■ Extracted material ■

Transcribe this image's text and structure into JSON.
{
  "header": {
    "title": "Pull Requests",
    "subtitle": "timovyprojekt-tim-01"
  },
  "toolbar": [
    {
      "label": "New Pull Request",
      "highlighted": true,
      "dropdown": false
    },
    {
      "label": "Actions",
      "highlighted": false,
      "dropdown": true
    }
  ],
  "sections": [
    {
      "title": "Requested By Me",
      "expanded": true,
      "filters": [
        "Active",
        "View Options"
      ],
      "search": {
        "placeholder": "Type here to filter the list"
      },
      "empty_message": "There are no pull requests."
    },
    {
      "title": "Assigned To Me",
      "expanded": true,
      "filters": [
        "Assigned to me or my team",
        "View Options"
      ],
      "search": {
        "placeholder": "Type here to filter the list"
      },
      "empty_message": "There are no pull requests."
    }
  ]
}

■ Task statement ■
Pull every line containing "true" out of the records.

■ Answer section ■
      "highlighted": true,
      "dropdown": true
      "expanded": true,
      "expanded": true,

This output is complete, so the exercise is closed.